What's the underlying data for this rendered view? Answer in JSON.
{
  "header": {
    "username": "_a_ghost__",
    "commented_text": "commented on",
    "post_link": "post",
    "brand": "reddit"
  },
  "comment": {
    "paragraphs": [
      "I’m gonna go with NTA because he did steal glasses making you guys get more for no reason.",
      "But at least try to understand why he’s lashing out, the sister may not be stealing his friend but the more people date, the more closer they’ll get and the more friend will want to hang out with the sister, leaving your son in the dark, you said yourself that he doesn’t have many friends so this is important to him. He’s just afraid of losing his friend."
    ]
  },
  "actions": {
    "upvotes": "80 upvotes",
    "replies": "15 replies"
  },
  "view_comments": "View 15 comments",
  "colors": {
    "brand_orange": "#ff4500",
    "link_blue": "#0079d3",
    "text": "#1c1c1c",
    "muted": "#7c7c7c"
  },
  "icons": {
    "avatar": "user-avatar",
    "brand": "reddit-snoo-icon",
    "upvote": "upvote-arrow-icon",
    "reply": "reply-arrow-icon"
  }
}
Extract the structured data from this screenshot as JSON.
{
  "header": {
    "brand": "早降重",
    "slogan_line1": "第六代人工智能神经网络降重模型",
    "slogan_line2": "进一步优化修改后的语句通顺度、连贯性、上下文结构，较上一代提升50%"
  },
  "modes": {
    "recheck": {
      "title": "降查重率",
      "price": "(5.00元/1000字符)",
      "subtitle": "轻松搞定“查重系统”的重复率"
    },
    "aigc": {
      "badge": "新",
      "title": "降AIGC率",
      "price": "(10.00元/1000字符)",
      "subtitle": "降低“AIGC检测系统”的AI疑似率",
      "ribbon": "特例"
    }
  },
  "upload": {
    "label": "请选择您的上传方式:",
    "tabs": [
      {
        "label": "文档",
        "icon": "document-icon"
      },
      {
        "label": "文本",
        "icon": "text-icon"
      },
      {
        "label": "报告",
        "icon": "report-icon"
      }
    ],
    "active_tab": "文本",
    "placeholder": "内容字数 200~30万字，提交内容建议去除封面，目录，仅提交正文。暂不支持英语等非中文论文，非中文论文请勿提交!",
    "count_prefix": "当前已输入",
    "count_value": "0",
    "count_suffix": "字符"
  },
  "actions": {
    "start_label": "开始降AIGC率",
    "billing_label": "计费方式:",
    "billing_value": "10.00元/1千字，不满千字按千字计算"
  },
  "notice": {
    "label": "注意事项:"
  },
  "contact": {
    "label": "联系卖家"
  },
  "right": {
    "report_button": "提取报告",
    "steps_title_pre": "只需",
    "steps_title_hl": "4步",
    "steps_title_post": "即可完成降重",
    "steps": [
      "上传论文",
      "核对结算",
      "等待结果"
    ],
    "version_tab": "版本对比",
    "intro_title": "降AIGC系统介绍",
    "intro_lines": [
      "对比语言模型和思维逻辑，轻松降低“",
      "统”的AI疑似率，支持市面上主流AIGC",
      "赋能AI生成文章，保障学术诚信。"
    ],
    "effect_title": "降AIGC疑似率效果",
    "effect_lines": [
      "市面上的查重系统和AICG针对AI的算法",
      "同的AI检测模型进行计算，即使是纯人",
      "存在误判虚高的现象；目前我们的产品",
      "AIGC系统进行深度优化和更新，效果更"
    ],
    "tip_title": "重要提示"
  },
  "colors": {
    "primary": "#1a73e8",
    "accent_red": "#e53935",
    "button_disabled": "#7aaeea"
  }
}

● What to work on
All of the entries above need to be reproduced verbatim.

● Task answer
What's the underlying data for this rendered view? Answer in JSON.
{
  "header": {
    "username": "_a_ghost__",
    "commented_text": "commented on",
    "post_link": "post",
    "brand": "reddit"
  },
  "comment": {
    "paragraphs": [
      "I’m gonna go with NTA because he did steal glasses making you guys get more for no reason.",
      "But at least try to understand why he’s lashing out, the sister may not be stealing his friend but the more people date, the more closer they’ll get and the more friend will want to hang out with the sister, leaving your son in the dark, you said yourself that he doesn’t have many friends so this is important to him. He’s just afraid of losing his friend."
    ]
  },
  "actions": {
    "upvotes": "80 upvotes",
    "replies": "15 replies"
  },
  "view_comments": "View 15 comments",
  "colors": {
    "brand_orange": "#ff4500",
    "link_blue": "#0079d3",
    "text": "#1c1c1c",
    "muted": "#7c7c7c"
  },
  "icons": {
    "avatar": "user-avatar",
    "brand": "reddit-snoo-icon",
    "upvote": "upvote-arrow-icon",
    "reply": "reply-arrow-icon"
  }
}
Extract the structured data from this screenshot as JSON.
{
  "header": {
    "brand": "早降重",
    "slogan_line1": "第六代人工智能神经网络降重模型",
    "slogan_line2": "进一步优化修改后的语句通顺度、连贯性、上下文结构，较上一代提升50%"
  },
  "modes": {
    "recheck": {
      "title": "降查重率",
      "price": "(5.00元/1000字符)",
      "subtitle": "轻松搞定“查重系统”的重复率"
    },
    "aigc": {
      "badge": "新",
      "title": "降AIGC率",
      "price": "(10.00元/1000字符)",
      "subtitle": "降低“AIGC检测系统”的AI疑似率",
      "ribbon": "特例"
    }
  },
  "upload": {
    "label": "请选择您的上传方式:",
    "tabs": [
      {
        "label": "文档",
        "icon": "document-icon"
      },
      {
        "label": "文本",
        "icon": "text-icon"
      },
      {
        "label": "报告",
        "icon": "report-icon"
      }
    ],
    "active_tab": "文本",
    "placeholder": "内容字数 200~30万字，提交内容建议去除封面，目录，仅提交正文。暂不支持英语等非中文论文，非中文论文请勿提交!",
    "count_prefix": "当前已输入",
    "count_value": "0",
    "count_suffix": "字符"
  },
  "actions": {
    "start_label": "开始降AIGC率",
    "billing_label": "计费方式:",
    "billing_value": "10.00元/1千字，不满千字按千字计算"
  },
  "notice": {
    "label": "注意事项:"
  },
  "contact": {
    "label": "联系卖家"
  },
  "right": {
    "report_button": "提取报告",
    "steps_title_pre": "只需",
    "steps_title_hl": "4步",
    "steps_title_post": "即可完成降重",
    "steps": [
      "上传论文",
      "核对结算",
      "等待结果"
    ],
    "version_tab": "版本对比",
    "intro_title": "降AIGC系统介绍",
    "intro_lines": [
      "对比语言模型和思维逻辑，轻松降低“",
      "统”的AI疑似率，支持市面上主流AIGC",
      "赋能AI生成文章，保障学术诚信。"
    ],
    "effect_title": "降AIGC疑似率效果",
    "effect_lines": [
      "市面上的查重系统和AICG针对AI的算法",
      "同的AI检测模型进行计算，即使是纯人",
      "存在误判虚高的现象；目前我们的产品",
      "AIGC系统进行深度优化和更新，效果更"
    ],
    "tip_title": "重要提示"
  },
  "colors": {
    "primary": "#1a73e8",
    "accent_red": "#e53935",
    "button_disabled": "#7aaeea"
  }
}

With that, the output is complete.